Arterial neuroeffector responses in early and mature spontaneously hypertensive rats.

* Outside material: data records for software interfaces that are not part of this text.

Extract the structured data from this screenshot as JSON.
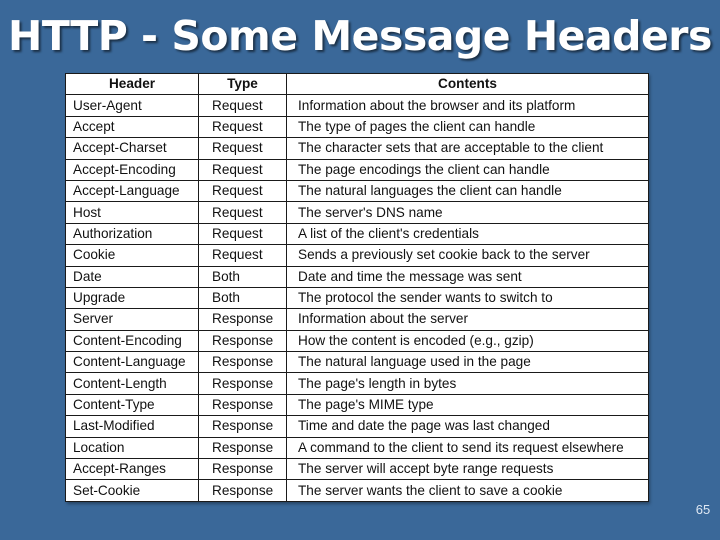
{
  "slide": {
    "title": "HTTP - Some Message Headers",
    "page_number": "65",
    "colors": {
      "background": "#3a6899",
      "title_text": "#ffffff",
      "table_background": "#ffffff",
      "table_border": "#1a1a1a"
    }
  },
  "table": {
    "columns": [
      "Header",
      "Type",
      "Contents"
    ],
    "rows": [
      {
        "header": "User-Agent",
        "type": "Request",
        "contents": "Information about the browser and its platform"
      },
      {
        "header": "Accept",
        "type": "Request",
        "contents": "The type of pages the client can handle"
      },
      {
        "header": "Accept-Charset",
        "type": "Request",
        "contents": "The character sets that are acceptable to the client"
      },
      {
        "header": "Accept-Encoding",
        "type": "Request",
        "contents": "The page encodings the client can handle"
      },
      {
        "header": "Accept-Language",
        "type": "Request",
        "contents": "The natural languages the client can handle"
      },
      {
        "header": "Host",
        "type": "Request",
        "contents": "The server's DNS name"
      },
      {
        "header": "Authorization",
        "type": "Request",
        "contents": "A list of the client's credentials"
      },
      {
        "header": "Cookie",
        "type": "Request",
        "contents": "Sends a previously set cookie back to the server"
      },
      {
        "header": "Date",
        "type": "Both",
        "contents": "Date and time the message was sent"
      },
      {
        "header": "Upgrade",
        "type": "Both",
        "contents": "The protocol the sender wants to switch to"
      },
      {
        "header": "Server",
        "type": "Response",
        "contents": "Information about the server"
      },
      {
        "header": "Content-Encoding",
        "type": "Response",
        "contents": "How the content is encoded (e.g., gzip)"
      },
      {
        "header": "Content-Language",
        "type": "Response",
        "contents": "The natural language used in the page"
      },
      {
        "header": "Content-Length",
        "type": "Response",
        "contents": "The page's length in bytes"
      },
      {
        "header": "Content-Type",
        "type": "Response",
        "contents": "The page's MIME type"
      },
      {
        "header": "Last-Modified",
        "type": "Response",
        "contents": "Time and date the page was last changed"
      },
      {
        "header": "Location",
        "type": "Response",
        "contents": "A command to the client to send its request elsewhere"
      },
      {
        "header": "Accept-Ranges",
        "type": "Response",
        "contents": "The server will accept byte range requests"
      },
      {
        "header": "Set-Cookie",
        "type": "Response",
        "contents": "The server wants the client to save a cookie"
      }
    ]
  }
}
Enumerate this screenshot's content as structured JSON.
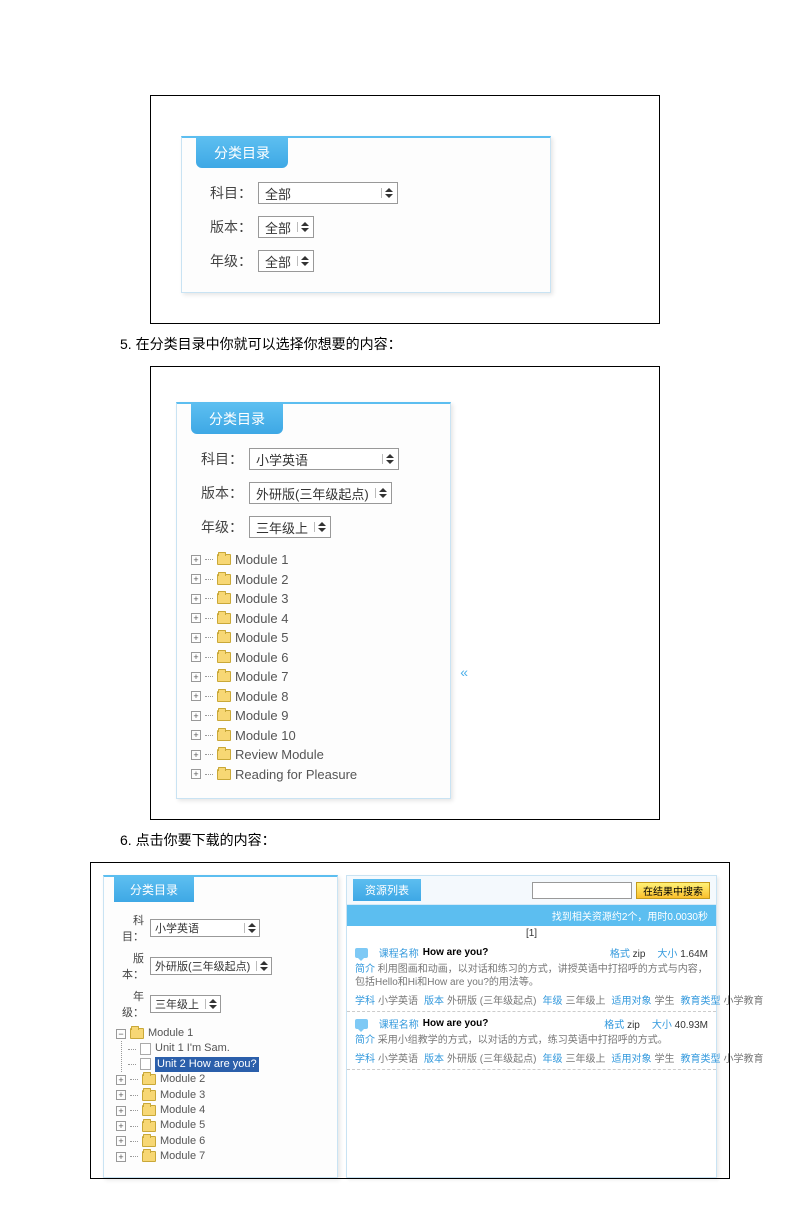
{
  "panel1": {
    "title": "分类目录",
    "rows": {
      "subject": {
        "label": "科目：",
        "value": "全部"
      },
      "edition": {
        "label": "版本：",
        "value": "全部"
      },
      "grade": {
        "label": "年级：",
        "value": "全部"
      }
    }
  },
  "step5": "5.   在分类目录中你就可以选择你想要的内容：",
  "panel2": {
    "title": "分类目录",
    "rows": {
      "subject": {
        "label": "科目：",
        "value": "小学英语"
      },
      "edition": {
        "label": "版本：",
        "value": "外研版(三年级起点)"
      },
      "grade": {
        "label": "年级：",
        "value": "三年级上"
      }
    },
    "tree": [
      "Module  1",
      "Module  2",
      "Module  3",
      "Module  4",
      "Module  5",
      "Module  6",
      "Module  7",
      "Module  8",
      "Module  9",
      "Module  10",
      "Review  Module",
      "Reading  for  Pleasure"
    ]
  },
  "step6": "6.   点击你要下载的内容：",
  "panel3": {
    "left": {
      "title": "分类目录",
      "rows": {
        "subject": {
          "label": "科目：",
          "value": "小学英语"
        },
        "edition": {
          "label": "版本：",
          "value": "外研版(三年级起点)"
        },
        "grade": {
          "label": "年级：",
          "value": "三年级上"
        }
      },
      "tree": {
        "module1": "Module  1",
        "unit1": "Unit  1  I'm  Sam.",
        "unit2": "Unit  2  How  are  you?",
        "rest": [
          "Module  2",
          "Module  3",
          "Module  4",
          "Module  5",
          "Module  6",
          "Module  7"
        ]
      }
    },
    "right": {
      "title": "资源列表",
      "searchBtn": "在结果中搜索",
      "resultBar": "找到相关资源约2个，用时0.0030秒",
      "pager": "[1]",
      "labels": {
        "courseName": "课程名称",
        "format": "格式",
        "size": "大小",
        "intro": "简介",
        "subject": "学科",
        "edition": "版本",
        "grade": "年级",
        "audience": "适用对象",
        "eduType": "教育类型"
      },
      "items": [
        {
          "title": "How are you?",
          "format": "zip",
          "size": "1.64M",
          "desc": "利用图画和动画，以对话和练习的方式，讲授英语中打招呼的方式与内容，包括Hello和Hi和How are you?的用法等。",
          "subject": "小学英语",
          "edition": "外研版 (三年级起点)",
          "grade": "三年级上",
          "audience": "学生",
          "eduType": "小学教育"
        },
        {
          "title": "How are you?",
          "format": "zip",
          "size": "40.93M",
          "desc": "采用小组教学的方式，以对话的方式，练习英语中打招呼的方式。",
          "subject": "小学英语",
          "edition": "外研版 (三年级起点)",
          "grade": "三年级上",
          "audience": "学生",
          "eduType": "小学教育"
        }
      ]
    }
  }
}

Intramural sympathetic neuroeffector responses and presynaptic regulation of neurotransmission by amine uptake and alpha 2-adrenergic receptors were examined in young (5-week-old) and mature (12-week-old) spontaneously hypertensive rats (SHR) and were compared with those of age-matched Wistar-Kyoto (WKY) control rats. Electrical field stimulation (20 V, 0.2-msec pulse width, 3-second pulse train each minute, 5-100 Hz) elicited contractile responses from isolated mesenteric arteries mounted in a myograph. There was a significant difference between the sensitivity of arteries to electrical field stimulation in the two age groups, with arteries from 12-week-old rats being more sensitive than arteries from 5-week-old animals. Also, there was a significant age-strain interaction: the sensitivity of arteries from SHR to electrical field stimulation increased dramatically with age compared with that of WKY rat arteries. Cocaine significantly increased the sensitivity to electrical field stimulation after inhibition of presynaptic alpha 2-adrenergic receptors, and had a significantly greater effect in arteries from 5-week-old SHR compared with WKY controls. This would reflect an overactive neuronal amine uptake mechanism in young SHR. At 12 weeks there was no significant interstrain difference in the effect of cocaine. Yohimbine increased the sensitivity to electrical field stimulation both before and after inhibition of neuronal amine uptake, but there was no difference in its effect with age or strain. Therefore, although sensitivity to sympathetic nerve stimulation varies with age in the SHR, there is no evidence that this can be ascribed to alpha 2-adrenergic receptor function.
- Copyright © 1991 by American Heart Association